Woman sitting on the floor with laptop, writing alt text for her website

Don’t forget to add alt text

One important website accessibility standard every website manager should know is that EVERY photo on your site MUST include alt text. Alt text (alternative text), or alt attributes play an essential role in making your site accessible to all visitors.

Here are three tips to ensuring your image descriptions and informative and optimized for screenreaders.

Describe the photo accurately

Computers and e-reading devices can’t analyze images. Alternative text works to inform screen readers and searchbots what’s in the picture. It’s also what will display on the screen should the image fail to load.

When writing alt text for images, make sure you’re describing the image and it’s purpose accurately and succinctly. You need to give enough information so that readers and search engines understands how the image relates to your page.

For example, if you’re writing a blog, revealing the cover of your novel, the alternative text would describe what your book cover looks like.

The surrounding content on your page can also provide the readers additional context around the image, so be sure to make sure the description is original, adding value to the reader instead of being redundant.

In our cover reveal example, including your name/byline in the alt text is like redundant because you’ve already referenced that information within the body of the post.

Screenreaders also know, thanks to the alt text line, that this is an image, so avoid unnecessary words in the description like “image,” “graphic,” etc.

Keep it under 125 characters

It’s like the original Twitter. You don’t need to fluff up the description or be verbose. The more succinct you can be, the better the description. In fact, many screen readers will only read the first 125 characters, so it’s important to keep your alt attributes under that limit.

What about images that are purely for design?

There may be times when an image is purely decorative, and does not add any context or meaning to your page. When this is the case, simply insert “” in the alt text field. This signifies that the value is null, rather than missing/inaccessible.

Mint green, sky blue, rose pink, plum purple paint dabs sit on a white table

Are the colors on your website accessible?

Colors choice is important. It helps sets the tone for what you, your brand/business and your website are all about. If you’re a middle grade or picture book writer, you might use warm, primary colors to evoke a playful sense of youth. If you’re a fantasy writer you might look for more mature, deep colors to strike a serious, adventurous tone. But there’s one more important thing you should consider before selecting your color palette–make sure your color choices are accessible to all users, regardless of visual or cognitive disabilities.

What is web accessibility and why should you care?

Simply put, web accessibility means that your website is designed and developed in a way that allows ALL people to use it, regardless of any chronic or temporary disabilities they may have. Web Content Accessibility Guidelines (WCAG) are developed by The World Wide Web Consortium in collaboration with individuals and organizations. It strives to define a single, shared, international standard for accessibility across all digital content.

From a font perspective, this means that your font needs to have enough contrast between it and its background so that it can easily be read.

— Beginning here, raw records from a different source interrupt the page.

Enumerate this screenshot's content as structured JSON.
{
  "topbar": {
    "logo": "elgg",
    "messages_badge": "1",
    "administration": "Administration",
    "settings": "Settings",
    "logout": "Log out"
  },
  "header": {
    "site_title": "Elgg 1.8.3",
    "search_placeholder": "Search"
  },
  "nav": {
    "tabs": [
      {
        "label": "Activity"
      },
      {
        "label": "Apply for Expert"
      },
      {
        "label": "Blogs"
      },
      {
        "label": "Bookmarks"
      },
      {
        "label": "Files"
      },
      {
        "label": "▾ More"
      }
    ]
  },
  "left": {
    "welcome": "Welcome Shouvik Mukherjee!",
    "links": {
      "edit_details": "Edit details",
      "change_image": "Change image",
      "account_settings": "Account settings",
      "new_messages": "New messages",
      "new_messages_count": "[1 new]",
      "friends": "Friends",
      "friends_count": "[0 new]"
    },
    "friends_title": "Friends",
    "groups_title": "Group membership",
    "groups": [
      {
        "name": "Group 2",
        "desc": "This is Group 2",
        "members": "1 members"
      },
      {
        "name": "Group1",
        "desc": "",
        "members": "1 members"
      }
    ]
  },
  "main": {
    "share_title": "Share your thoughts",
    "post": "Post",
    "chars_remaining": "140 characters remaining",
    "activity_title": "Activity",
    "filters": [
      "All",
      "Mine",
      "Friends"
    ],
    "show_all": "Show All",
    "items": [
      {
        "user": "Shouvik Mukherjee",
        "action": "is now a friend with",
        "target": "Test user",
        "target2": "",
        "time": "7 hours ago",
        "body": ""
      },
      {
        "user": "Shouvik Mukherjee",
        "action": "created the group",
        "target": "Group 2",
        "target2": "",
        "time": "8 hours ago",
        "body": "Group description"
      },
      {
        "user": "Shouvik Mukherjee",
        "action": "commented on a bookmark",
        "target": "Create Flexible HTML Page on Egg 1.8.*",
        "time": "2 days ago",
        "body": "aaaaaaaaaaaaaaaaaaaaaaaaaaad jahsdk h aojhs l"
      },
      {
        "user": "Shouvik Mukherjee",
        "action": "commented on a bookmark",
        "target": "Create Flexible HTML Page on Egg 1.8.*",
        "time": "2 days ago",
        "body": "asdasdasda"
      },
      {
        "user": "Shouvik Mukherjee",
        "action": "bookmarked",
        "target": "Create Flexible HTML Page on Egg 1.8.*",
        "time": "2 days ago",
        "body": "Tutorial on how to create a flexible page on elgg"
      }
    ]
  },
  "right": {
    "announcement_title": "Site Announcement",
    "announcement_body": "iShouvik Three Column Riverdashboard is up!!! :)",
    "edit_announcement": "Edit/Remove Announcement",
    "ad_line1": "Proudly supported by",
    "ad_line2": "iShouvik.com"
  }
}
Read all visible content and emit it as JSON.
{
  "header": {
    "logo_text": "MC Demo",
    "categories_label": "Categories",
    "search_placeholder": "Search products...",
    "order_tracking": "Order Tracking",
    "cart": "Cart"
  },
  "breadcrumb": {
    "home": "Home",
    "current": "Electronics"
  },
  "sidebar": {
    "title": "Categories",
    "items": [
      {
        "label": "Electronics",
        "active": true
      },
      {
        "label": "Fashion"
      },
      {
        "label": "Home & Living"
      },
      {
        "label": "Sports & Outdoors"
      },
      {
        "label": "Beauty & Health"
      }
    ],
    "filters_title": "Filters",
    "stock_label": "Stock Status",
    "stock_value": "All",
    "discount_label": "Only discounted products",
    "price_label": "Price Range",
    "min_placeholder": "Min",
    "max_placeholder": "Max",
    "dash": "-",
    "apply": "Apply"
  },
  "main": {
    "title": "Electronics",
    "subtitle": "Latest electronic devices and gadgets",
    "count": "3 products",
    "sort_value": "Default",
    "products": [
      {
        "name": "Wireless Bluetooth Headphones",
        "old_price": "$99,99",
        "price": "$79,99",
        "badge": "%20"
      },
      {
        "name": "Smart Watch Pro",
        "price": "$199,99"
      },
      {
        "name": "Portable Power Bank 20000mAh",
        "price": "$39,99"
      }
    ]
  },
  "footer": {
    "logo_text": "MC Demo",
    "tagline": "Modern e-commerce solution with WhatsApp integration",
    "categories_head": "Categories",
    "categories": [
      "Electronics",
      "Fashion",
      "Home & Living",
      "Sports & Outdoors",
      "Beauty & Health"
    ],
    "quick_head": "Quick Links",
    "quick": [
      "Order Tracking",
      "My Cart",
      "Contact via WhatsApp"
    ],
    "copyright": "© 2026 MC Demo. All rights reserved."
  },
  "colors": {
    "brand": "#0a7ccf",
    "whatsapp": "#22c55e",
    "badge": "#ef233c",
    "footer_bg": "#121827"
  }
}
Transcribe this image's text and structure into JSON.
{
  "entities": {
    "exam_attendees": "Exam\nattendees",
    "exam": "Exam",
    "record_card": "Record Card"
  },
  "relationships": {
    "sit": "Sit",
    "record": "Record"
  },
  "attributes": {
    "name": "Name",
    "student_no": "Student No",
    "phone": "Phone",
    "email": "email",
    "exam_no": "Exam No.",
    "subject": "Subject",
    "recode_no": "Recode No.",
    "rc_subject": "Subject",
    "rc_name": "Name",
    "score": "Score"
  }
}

For example, imagine an individual who is color blind is trying to navigate and read your blog content. Can they see your headlines and the body of your post?

There are a number of benefits to ensuring your color (and your whole website for that matter) are accessible. In addition to building content that all can experience and enjoy, you’re also optimizing your content for search engines (SEO).

Search engines want to be sure they’re delivering the highest quality results to their users. This means search engines not only evaluate WHAT the content on your site is but also HOW it’s built and displayed.

In this regard, there are a number of ways that SEO and accessibility overlap: page structure and heading tags, image alternative text, as well as size and contrast of text, to name a few.

Double-check colors in pre-built website templates

You might be thinking, “I picked a template from Squarespace or WordPress, so I’m good. They must screen or ensure those meet standards right?”

Unfortunately, that’s wrong.

Few sites screen template designs (especially their free ones) to ensure accessibility standards are being upheld. So it’s your responsibility to confirm the colors you want to use are accessible.

How to test contrast and accessibility

How much contrast do you need? WCAG requires a 4.5:1 contrast ratio between the foreground (your text) and the background.

Thankfully there are a number of sites that offer free tools that help you test the accessibility of your colors. I prefer this contrast checker by Web Accessibility In Mind, because it’s easy to see if your color passes or fails WCAG standards, and allows you to manipulate a color’s hue to see if deepening or lightening the color improves the contrast ratio.

A screenshot of WebAIM's contrast checker shows a light purple color on white background fails accessibility test